EXERCISE DIRECTIONS => Among the entries below, find each line holding "yellow" and return it.
──────── EXTRACTED DATA ────────
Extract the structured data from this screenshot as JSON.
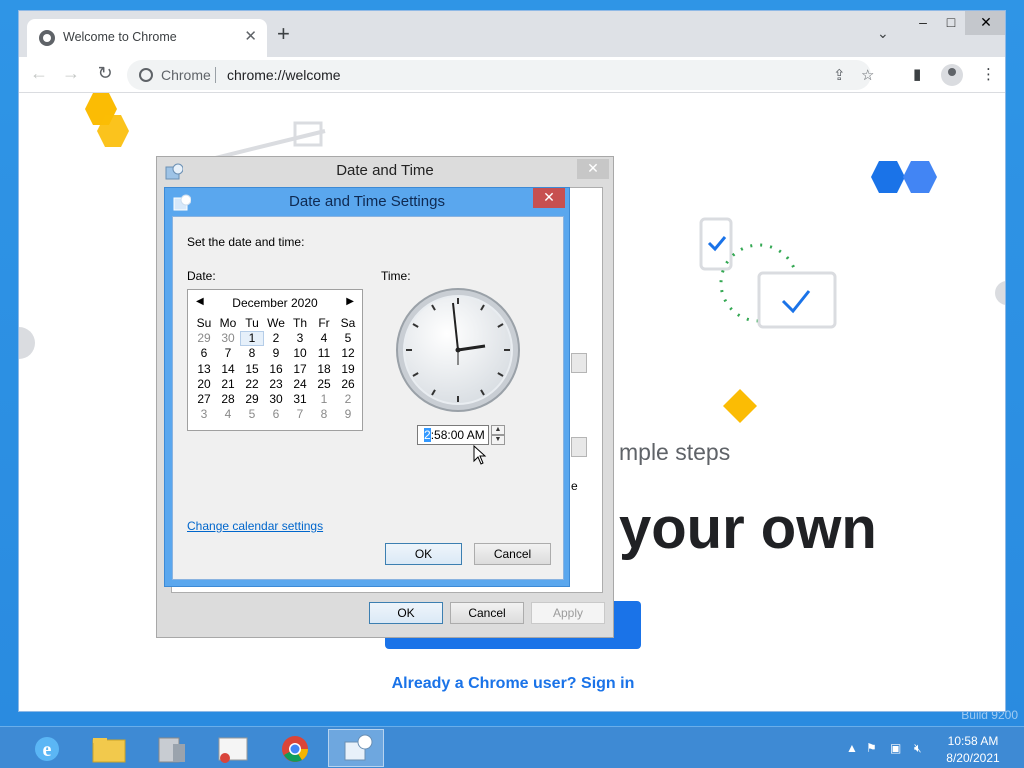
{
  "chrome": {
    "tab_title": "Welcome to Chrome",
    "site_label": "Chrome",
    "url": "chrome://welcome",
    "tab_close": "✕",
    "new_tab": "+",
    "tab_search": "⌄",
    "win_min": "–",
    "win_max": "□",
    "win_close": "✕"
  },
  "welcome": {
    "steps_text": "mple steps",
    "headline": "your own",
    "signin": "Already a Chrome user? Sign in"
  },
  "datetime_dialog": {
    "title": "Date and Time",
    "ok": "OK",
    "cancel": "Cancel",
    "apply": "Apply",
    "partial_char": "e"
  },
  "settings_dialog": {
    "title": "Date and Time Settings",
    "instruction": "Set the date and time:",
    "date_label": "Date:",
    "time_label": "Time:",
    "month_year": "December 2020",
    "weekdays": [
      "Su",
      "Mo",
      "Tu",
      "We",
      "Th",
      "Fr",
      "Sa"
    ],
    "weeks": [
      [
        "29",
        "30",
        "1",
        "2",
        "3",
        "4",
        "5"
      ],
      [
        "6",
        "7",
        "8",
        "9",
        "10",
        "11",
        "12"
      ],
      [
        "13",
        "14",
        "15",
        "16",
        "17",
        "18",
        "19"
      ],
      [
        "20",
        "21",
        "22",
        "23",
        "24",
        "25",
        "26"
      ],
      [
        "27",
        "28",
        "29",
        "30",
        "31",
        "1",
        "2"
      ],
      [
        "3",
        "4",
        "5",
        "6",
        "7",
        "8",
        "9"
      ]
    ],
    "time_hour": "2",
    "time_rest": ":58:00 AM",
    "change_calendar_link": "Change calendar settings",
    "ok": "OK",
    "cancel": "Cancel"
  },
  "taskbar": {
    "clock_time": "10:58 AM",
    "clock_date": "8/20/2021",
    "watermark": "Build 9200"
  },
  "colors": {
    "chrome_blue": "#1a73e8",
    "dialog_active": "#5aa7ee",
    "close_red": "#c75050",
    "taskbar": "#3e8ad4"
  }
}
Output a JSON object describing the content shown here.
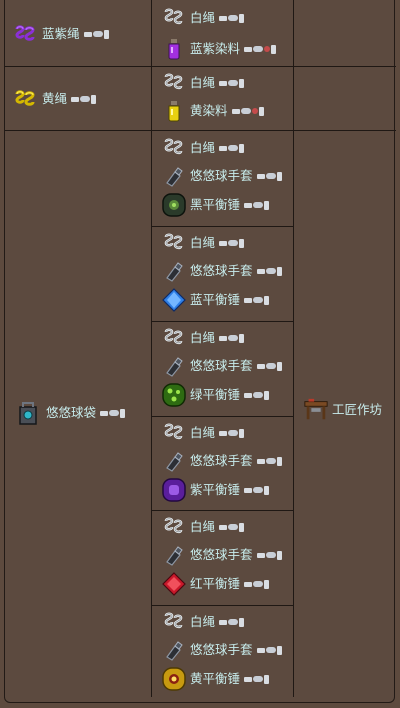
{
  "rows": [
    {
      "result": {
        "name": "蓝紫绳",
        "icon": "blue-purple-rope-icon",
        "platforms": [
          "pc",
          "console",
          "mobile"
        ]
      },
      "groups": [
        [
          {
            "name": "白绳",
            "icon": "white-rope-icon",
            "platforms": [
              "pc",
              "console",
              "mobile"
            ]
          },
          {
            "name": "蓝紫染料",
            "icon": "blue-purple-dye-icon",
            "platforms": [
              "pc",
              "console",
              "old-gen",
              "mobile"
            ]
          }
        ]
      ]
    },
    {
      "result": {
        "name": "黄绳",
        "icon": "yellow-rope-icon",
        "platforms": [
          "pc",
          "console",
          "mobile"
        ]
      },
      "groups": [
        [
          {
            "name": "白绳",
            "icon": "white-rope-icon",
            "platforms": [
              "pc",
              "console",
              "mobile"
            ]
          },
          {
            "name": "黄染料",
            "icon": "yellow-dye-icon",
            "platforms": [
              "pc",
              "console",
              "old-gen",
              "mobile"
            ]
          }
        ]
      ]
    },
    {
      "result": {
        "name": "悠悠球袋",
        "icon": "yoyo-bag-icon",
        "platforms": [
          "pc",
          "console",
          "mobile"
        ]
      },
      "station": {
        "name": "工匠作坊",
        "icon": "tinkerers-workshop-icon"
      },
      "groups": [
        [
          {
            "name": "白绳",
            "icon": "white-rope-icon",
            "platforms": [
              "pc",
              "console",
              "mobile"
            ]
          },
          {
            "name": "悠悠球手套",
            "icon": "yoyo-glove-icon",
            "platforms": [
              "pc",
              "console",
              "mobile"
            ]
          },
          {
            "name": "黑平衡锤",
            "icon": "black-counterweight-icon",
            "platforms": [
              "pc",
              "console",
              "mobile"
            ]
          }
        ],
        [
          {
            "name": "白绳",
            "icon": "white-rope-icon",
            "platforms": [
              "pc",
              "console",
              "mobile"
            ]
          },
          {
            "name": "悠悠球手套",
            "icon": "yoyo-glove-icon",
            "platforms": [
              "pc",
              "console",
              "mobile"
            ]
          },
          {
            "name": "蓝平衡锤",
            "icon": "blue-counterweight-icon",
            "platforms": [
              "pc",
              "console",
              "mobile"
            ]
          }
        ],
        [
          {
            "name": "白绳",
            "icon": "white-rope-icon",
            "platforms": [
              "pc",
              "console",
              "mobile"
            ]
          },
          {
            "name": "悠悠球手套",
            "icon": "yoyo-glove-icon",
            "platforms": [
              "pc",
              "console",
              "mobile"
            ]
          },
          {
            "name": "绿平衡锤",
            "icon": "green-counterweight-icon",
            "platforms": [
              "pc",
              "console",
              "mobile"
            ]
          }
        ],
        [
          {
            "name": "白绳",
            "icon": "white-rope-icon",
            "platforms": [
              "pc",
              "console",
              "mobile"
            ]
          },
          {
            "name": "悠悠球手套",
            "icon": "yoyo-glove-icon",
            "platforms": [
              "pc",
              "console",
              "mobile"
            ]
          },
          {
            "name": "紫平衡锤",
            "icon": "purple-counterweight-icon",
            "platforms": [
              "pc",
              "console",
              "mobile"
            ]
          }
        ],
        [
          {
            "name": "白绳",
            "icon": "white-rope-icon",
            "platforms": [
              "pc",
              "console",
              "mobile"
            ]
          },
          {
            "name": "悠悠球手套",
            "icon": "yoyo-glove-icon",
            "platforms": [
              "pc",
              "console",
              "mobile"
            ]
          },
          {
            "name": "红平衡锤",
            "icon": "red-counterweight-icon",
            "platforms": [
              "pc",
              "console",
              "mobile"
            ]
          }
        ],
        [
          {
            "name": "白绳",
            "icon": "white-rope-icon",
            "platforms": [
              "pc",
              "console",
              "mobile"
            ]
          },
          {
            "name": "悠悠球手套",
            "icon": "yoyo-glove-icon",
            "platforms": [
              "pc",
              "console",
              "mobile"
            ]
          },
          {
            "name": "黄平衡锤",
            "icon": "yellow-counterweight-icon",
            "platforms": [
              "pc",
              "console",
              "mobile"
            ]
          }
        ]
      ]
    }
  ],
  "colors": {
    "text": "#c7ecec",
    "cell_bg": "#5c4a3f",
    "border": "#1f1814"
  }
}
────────
SOLUTION =>
        "icon": "yellow-rope-icon",
            "icon": "yellow-dye-icon",
            "icon": "yellow-counterweight-icon",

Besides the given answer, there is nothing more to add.